THE INPUT
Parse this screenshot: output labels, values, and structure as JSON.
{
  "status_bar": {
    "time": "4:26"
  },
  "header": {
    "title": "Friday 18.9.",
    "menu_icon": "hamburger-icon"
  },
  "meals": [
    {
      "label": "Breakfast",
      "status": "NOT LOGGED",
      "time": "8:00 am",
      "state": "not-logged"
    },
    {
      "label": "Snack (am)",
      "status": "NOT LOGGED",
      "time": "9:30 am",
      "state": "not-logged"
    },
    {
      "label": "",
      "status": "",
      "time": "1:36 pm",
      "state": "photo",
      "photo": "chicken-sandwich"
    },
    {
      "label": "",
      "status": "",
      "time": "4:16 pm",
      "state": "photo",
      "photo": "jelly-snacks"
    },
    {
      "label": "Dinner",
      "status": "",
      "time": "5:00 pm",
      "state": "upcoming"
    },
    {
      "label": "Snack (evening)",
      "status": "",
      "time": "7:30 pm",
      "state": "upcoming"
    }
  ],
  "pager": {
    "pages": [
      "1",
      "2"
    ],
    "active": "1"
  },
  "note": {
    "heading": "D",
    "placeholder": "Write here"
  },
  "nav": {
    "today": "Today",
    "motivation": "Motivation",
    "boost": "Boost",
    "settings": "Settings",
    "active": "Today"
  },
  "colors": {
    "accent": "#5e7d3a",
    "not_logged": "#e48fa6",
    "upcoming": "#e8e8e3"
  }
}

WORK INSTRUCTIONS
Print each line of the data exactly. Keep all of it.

ANSWER TO THIS PROBLEM
Parse this screenshot: output labels, values, and structure as JSON.
{
  "status_bar": {
    "time": "4:26"
  },
  "header": {
    "title": "Friday 18.9.",
    "menu_icon": "hamburger-icon"
  },
  "meals": [
    {
      "label": "Breakfast",
      "status": "NOT LOGGED",
      "time": "8:00 am",
      "state": "not-logged"
    },
    {
      "label": "Snack (am)",
      "status": "NOT LOGGED",
      "time": "9:30 am",
      "state": "not-logged"
    },
    {
      "label": "",
      "status": "",
      "time": "1:36 pm",
      "state": "photo",
      "photo": "chicken-sandwich"
    },
    {
      "label": "",
      "status": "",
      "time": "4:16 pm",
      "state": "photo",
      "photo": "jelly-snacks"
    },
    {
      "label": "Dinner",
      "status": "",
      "time": "5:00 pm",
      "state": "upcoming"
    },
    {
      "label": "Snack (evening)",
      "status": "",
      "time": "7:30 pm",
      "state": "upcoming"
    }
  ],
  "pager": {
    "pages": [
      "1",
      "2"
    ],
    "active": "1"
  },
  "note": {
    "heading": "D",
    "placeholder": "Write here"
  },
  "nav": {
    "today": "Today",
    "motivation": "Motivation",
    "boost": "Boost",
    "settings": "Settings",
    "active": "Today"
  },
  "colors": {
    "accent": "#5e7d3a",
    "not_logged": "#e48fa6",
    "upcoming": "#e8e8e3"
  }
}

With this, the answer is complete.